Well over a decade ago, I found myself teaching about abortion, eugenics, evolution, holy war and the history of the papacy at a Catholic university in the Chicago area. If you’ve been inundated with stories about the threats of campus culture to free speech, you might have expected me to have been worried. But although I had students who opposed my beliefs on every issue, I knew that at Dominican, everyone — from the chair of my department to the president of the university — had my back. If a student felt that my teaching somehow violated their beliefs and complained, I always knew that so long as I performed with integrity and care, I’d be fine. And I was, even when teaching Darwin to a creationist.

Last fall, Hamline University, a fine liberal arts institution just down the road from where I live in Minnesota, hired Erika López Prater, an art history professor, on an adjunct basis to teach a global art history class.

As reported in The New York Times, she warned students both verbally and in the syllabus that they would be shown sensitive images of holy figures such as the Buddha and Prophet Mohammed. For the class in question, she offered students a chance to leave the room without penalty before displaying and discussing an important image of the prophet made for and by Muslims in the 14th century. In other words, she performed with integrity and care.

A student complained. López Prater shared the student’s complaint with her department head, and they co-wrote an apology to the student. Hamline’s administration informed López Prater that she would not be returning to campus to teach the following semester. The Times reported that David Everett, Hamline’s vice president for inclusive excellence, described what happened in a universitywide email as “undeniably inconsiderate, disrespectful and Islamophobic” and that the school’s president, Fayneese S. Miller, co-signed an email saying that respect for Muslim students “should have superseded academic freedom.”

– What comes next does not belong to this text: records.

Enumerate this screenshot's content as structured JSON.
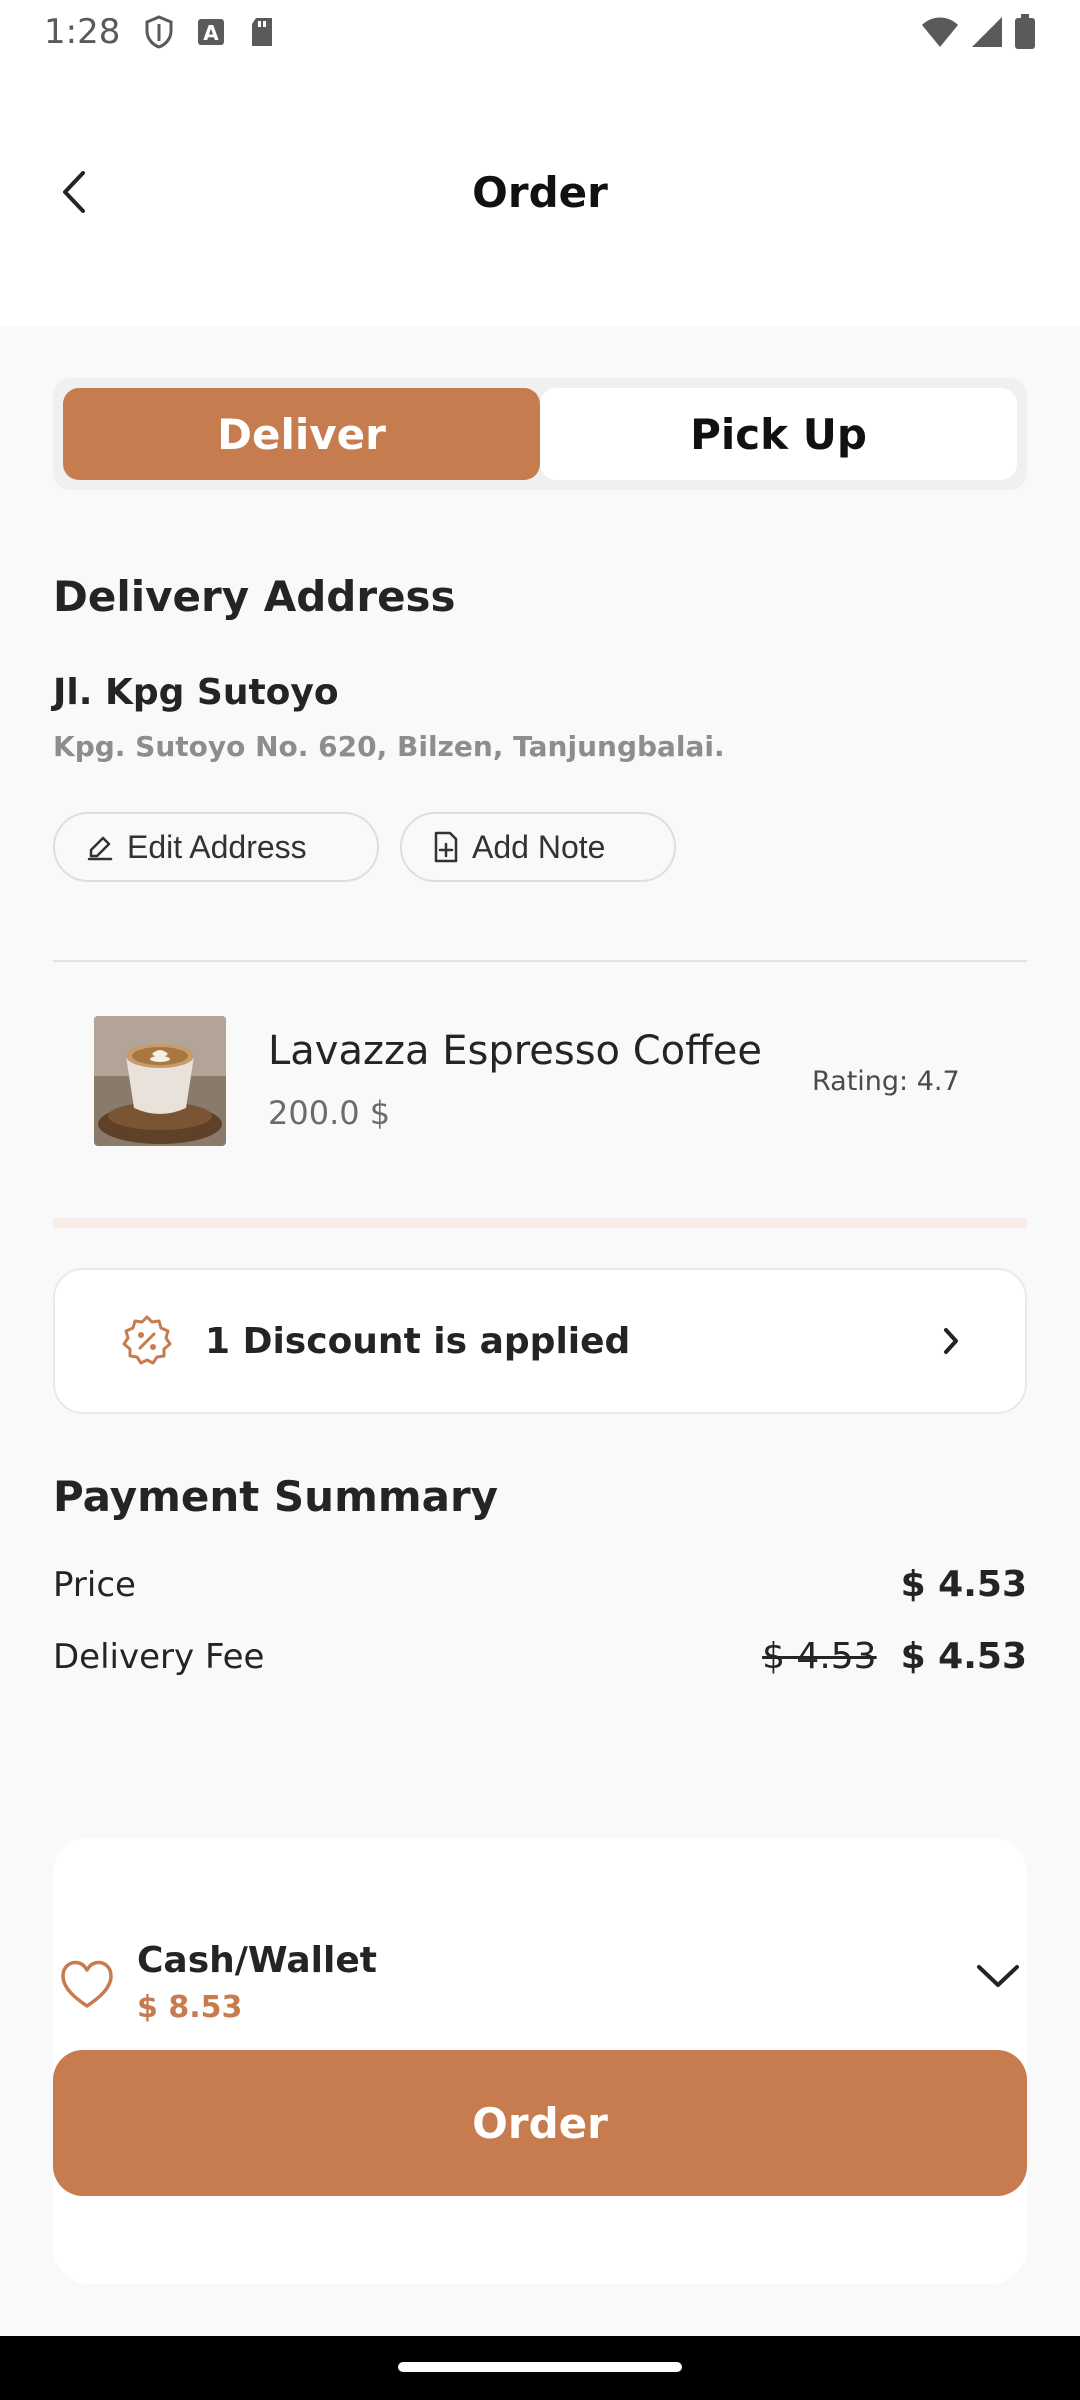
{
  "status_bar": {
    "time": "1:28",
    "icons": [
      "shield-icon",
      "a-icon",
      "sd-card-icon",
      "wifi-icon",
      "signal-icon",
      "battery-icon"
    ]
  },
  "header": {
    "title": "Order",
    "back_icon": "chevron-left-icon"
  },
  "toggle": {
    "deliver_label": "Deliver",
    "pickup_label": "Pick Up",
    "active": "Deliver"
  },
  "delivery": {
    "section_title": "Delivery Address",
    "address_name": "Jl. Kpg Sutoyo",
    "address_detail": "Kpg. Sutoyo No. 620, Bilzen, Tanjungbalai.",
    "edit_label": "Edit Address",
    "note_label": "Add Note"
  },
  "product": {
    "name": "Lavazza Espresso Coffee",
    "price": "200.0 $",
    "rating": "Rating: 4.7"
  },
  "discount": {
    "label": "1 Discount is applied"
  },
  "summary": {
    "title": "Payment Summary",
    "price_label": "Price",
    "price_value": "$ 4.53",
    "fee_label": "Delivery Fee",
    "fee_original": "$ 4.53",
    "fee_value": "$ 4.53"
  },
  "payment": {
    "method": "Cash/Wallet",
    "amount": "$ 8.53",
    "order_label": "Order"
  },
  "colors": {
    "accent": "#C67C4E",
    "accent_light": "#F8EDE6",
    "background": "#F9F9F9"
  }
}
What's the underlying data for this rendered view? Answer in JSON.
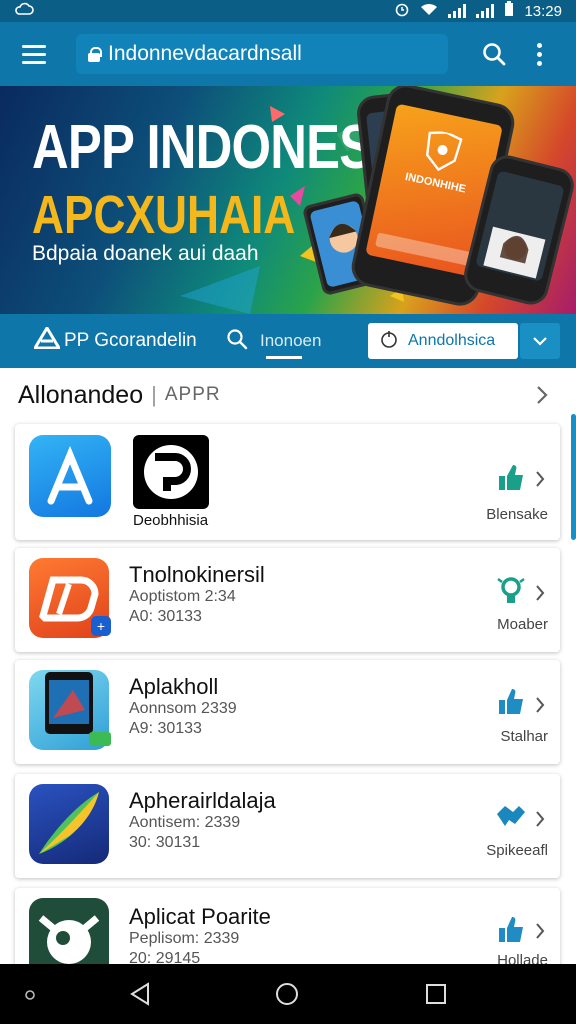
{
  "status_bar": {
    "time": "13:29"
  },
  "header": {
    "url": "Indonnevdacardnsall"
  },
  "banner": {
    "title": "APP INDONESI",
    "subtitle": "APCXUHAIA",
    "tagline": "Bdpaia doanek aui daah",
    "phone_label": "INDONHIHE"
  },
  "tab_strip": {
    "brand": "PP Gcorandelin",
    "search_tab": "Inonoen",
    "select_value": "Anndolhsica"
  },
  "section": {
    "title": "Allonandeo",
    "subtitle": "APPR"
  },
  "apps": [
    {
      "name": "Deobhhisia",
      "meta1": "",
      "meta2": "",
      "action_label": "Blensake",
      "icon": "app-store-icon",
      "action_icon": "thumbs-up-icon",
      "color": "#1aa0e8"
    },
    {
      "name": "Tnolnokinersil",
      "meta1": "Aoptistom 2:34",
      "meta2": "A0: 30133",
      "action_label": "Moaber",
      "icon": "orange-app-icon",
      "action_icon": "lightbulb-icon",
      "color": "#ef5a24"
    },
    {
      "name": "Aplakholl",
      "meta1": "Aonnsom 2339",
      "meta2": "A9: 30133",
      "action_label": "Stalhar",
      "icon": "tablet-app-icon",
      "action_icon": "thumbs-up-icon",
      "color": "#2f9fd6"
    },
    {
      "name": "Apherairldalaja",
      "meta1": "Aontisem: 2339",
      "meta2": "30: 30131",
      "action_label": "Spikeeafl",
      "icon": "leaf-app-icon",
      "action_icon": "handshake-icon",
      "color": "#1b3fa0"
    },
    {
      "name": "Aplicat Poarite",
      "meta1": "Peplisom: 2339",
      "meta2": "20: 29145",
      "action_label": "Hollade",
      "icon": "robot-app-icon",
      "action_icon": "thumbs-up-icon",
      "color": "#1f4d3a"
    }
  ],
  "colors": {
    "primary": "#0e76a8",
    "accent": "#1aa08a",
    "banner_yellow": "#f5b81c"
  }
}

How should we respond to incidents such as this one? There’s a temptation, seen widely throughout commentary on the event over the past few weeks, to graft it onto ongoing disputes about campus culture. I’d suggest that we try not to let those details govern our analysis but instead look at two issues: labor rights and the exercise of power.

It’s not that the details don’t matter. The story broke more widely after art historian Christiane Gruber, one of the foremost experts in pre-modern Islamic book arts, wrote for New Lines Magazine about the painting in question. She called it “an authentic and irreplaceable work of art,” a shining example of a centuries-long “corpus of depictions produced mostly in Persian, Turkish and Indian lands between the 14th and 20th centuries.”

Islam, like all world religions, is complicated and multifaceted, and these depictions are part of its history. It doesn’t mean that a student who finds it blasphemous should be forced to witness it or required to engage it for course credit. But no one has so far disputed the efforts López Prater says she took to allow students to make their own choice, following the best practices we have for teaching controversial material (as I argued for CNN back in 2014 during another campus culture moral panic).

Read entire article at CNN